Last updated on Mon 17 Feb 2020
**Please note, this page gives answers to Mount Kelvin DALI, which may not be applicable to Mount Kelvin Mesh. Please see the Mesh documentation for information about the new product.
Mount Kelvin DALI can be used in European Economic Area.
No support for the Americas is on the roadmap at this time. See Q&A for the Mount Kelvin Mesh product for information about support in the Americas.
For LED drivers, all high quality DALI drivers should work. For other devices, please use one of the supported DALI devices. Other devices like input units or relays are likely to work well even outside the supported devices, while motion and other sensors are not.
If you need to use an unsupported device, please let us know which one and your use case for it, and we’ll help you find the right solution.
The BacNet IP integration is built with AC units in mind, but adding device support for other devices can be investigated. Please let us know what you need and we’ll get back to you.
Currently there is no facility for notifying users about missing devices.
The Mount Kelvin app includes light intensity level information on per-space granularity. Additional reports can be built at an additional cost. Please contact us to discuss your needs.
Timers can be set to activate scenes, which gives quite a lot of flexibility. There currently is no support for floor heating thermostats, but a thermostat could be installed behind relay control, which would enable / disable floor heating based on it’s internal temperature setting.
For DALI based solutions, the quote typically includes the following items
Supporting a fire alarm system to control the lights in the room is possible, given that the fire alarm device in the room can provide a signal to a DALI Input unit. We can then configure the DALI input unit to turn on the room lights when an alarm is triggered. We do not support resuming the old light state after the alarm is cleared automatically, however from an end user standpoint it is better to have the lights on when they return to the room after the alarm - during the night an alarm might have the system resume to a light-off state, which is inconvenient.
The fire alarm control requires some customization and testing with the fire alarm devices used at the site, therefore this configuration is available only for larger installations of >100 rooms.
There are very few limits in grouping, although the 64 device limit of DALI creates a degree of limitation.
Creating very large groups is fine, but having vary many can cause some odd effects when using push-dim (very many groups may cause some lights to lag behind).
Prefer large groups over many groups.
The presence sensor ‘On Movement’ event will not override a scene activated with a push button or via the app.

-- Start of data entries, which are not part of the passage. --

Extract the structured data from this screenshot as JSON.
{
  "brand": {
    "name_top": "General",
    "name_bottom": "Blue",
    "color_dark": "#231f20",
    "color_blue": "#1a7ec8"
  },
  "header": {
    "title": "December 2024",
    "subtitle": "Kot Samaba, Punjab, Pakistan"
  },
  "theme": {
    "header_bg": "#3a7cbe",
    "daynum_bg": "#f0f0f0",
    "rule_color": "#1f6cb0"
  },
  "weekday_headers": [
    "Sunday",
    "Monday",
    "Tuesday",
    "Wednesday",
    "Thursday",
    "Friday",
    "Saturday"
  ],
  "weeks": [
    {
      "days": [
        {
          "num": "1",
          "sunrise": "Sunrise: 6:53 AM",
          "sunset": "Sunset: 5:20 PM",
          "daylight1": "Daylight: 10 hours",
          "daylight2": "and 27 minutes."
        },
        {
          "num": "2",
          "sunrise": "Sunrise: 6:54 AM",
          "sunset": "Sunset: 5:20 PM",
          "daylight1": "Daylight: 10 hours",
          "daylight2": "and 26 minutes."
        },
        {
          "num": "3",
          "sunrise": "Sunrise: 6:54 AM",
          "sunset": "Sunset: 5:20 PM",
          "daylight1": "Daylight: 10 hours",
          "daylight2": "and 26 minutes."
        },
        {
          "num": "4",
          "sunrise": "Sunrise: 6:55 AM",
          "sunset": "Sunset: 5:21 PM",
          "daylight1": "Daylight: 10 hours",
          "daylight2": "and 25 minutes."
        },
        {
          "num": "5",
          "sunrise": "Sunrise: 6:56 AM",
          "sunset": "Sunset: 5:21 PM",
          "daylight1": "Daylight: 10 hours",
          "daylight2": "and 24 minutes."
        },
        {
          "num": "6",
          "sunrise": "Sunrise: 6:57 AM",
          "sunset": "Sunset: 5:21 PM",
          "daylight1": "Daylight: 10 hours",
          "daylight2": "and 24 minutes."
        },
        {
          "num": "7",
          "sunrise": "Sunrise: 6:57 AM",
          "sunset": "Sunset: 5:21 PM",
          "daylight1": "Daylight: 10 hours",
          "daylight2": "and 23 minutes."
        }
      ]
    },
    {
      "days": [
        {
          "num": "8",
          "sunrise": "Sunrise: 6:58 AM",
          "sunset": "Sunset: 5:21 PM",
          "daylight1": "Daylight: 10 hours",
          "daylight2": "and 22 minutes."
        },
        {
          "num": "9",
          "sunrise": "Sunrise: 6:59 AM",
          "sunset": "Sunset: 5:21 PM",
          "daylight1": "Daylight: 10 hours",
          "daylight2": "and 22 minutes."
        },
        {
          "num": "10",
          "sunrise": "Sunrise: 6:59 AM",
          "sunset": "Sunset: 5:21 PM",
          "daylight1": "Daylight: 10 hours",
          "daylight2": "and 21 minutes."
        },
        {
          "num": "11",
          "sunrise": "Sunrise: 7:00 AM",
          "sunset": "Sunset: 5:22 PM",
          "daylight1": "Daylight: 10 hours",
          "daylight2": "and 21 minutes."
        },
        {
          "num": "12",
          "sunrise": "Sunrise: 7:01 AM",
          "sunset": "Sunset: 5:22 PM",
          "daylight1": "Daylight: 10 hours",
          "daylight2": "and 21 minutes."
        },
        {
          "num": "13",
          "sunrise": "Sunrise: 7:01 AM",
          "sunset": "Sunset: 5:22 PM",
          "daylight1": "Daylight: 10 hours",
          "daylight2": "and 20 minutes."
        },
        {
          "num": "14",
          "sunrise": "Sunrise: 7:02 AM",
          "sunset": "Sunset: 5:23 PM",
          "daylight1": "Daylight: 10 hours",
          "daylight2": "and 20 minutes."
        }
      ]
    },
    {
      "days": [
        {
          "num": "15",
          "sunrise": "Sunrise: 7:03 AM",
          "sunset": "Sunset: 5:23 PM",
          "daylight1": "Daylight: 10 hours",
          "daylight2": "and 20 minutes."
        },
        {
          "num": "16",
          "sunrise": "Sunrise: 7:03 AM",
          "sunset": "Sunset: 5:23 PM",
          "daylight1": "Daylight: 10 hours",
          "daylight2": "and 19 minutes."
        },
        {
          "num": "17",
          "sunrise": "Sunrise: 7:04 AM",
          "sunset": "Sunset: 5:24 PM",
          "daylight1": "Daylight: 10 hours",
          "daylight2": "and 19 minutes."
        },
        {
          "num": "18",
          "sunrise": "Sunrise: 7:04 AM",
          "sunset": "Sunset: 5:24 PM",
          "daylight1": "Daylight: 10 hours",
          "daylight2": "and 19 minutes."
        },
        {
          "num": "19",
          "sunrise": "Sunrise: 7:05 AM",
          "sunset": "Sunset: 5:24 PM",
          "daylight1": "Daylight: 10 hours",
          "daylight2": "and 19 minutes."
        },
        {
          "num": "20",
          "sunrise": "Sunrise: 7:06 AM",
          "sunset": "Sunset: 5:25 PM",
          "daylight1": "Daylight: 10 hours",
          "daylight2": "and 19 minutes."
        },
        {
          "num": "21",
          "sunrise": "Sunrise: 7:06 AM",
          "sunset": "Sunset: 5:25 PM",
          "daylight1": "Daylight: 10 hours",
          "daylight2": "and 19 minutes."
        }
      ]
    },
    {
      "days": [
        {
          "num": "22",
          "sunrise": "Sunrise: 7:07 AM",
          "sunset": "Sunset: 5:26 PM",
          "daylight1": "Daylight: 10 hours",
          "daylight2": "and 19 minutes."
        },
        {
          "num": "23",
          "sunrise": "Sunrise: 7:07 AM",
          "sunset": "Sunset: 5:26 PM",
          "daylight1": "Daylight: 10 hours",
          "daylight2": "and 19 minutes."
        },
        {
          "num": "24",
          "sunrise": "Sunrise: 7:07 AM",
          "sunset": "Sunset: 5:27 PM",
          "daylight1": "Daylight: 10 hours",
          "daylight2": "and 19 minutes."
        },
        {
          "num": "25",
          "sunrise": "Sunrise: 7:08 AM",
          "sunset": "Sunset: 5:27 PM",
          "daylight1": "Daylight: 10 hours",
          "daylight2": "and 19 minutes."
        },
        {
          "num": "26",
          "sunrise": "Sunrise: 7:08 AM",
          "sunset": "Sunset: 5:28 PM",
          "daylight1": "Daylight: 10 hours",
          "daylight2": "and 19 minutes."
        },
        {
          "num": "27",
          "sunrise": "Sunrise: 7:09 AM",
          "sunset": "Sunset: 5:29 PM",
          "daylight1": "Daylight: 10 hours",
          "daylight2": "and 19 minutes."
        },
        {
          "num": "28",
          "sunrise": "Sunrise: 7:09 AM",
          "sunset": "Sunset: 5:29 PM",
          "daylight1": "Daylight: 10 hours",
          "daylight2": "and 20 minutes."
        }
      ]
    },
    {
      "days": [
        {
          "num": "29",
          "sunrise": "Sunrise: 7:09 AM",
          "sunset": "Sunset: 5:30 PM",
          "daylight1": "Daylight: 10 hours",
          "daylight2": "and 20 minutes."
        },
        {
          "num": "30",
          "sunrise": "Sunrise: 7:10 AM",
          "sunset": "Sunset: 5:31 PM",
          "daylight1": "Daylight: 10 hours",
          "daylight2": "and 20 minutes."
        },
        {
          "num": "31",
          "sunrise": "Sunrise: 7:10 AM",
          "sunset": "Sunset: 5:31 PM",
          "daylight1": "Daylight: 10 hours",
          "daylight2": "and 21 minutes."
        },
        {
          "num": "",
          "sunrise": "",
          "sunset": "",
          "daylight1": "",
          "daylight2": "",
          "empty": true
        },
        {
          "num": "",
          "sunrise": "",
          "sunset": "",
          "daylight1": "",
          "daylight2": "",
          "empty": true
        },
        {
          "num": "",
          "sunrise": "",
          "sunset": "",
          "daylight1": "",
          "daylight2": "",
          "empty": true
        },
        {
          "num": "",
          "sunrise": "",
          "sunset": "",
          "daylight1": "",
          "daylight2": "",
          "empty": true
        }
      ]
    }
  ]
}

The ‘On Absence’ event will, but this is logical: Lights will turn off after a while even in spaces where a push button was used to turn them on, as long as the space remains empty for a while.
Theoretically yes, if you map each device to it’s own group. In practice, this is not a good idea, any large site will have far too many luminaires for this to be practical.
Programming is done with our mobile app.
Disturbing the lighting control system is quite difficult and the attacker has to be physically present on the site both in preparation for the attack as well as during it. In addition to technical difficulty and high chance of getting caught, conducting an attack requires special hardware and software which few people have. The combination of high risk, low reward and technical difficulty makes real world attacks unlikely. Assuming an attacker could compromise the wireless switches, what could they do? While difficult, the attacker might be able to turn lights around the building and on off and detect when nearby switches are pressed.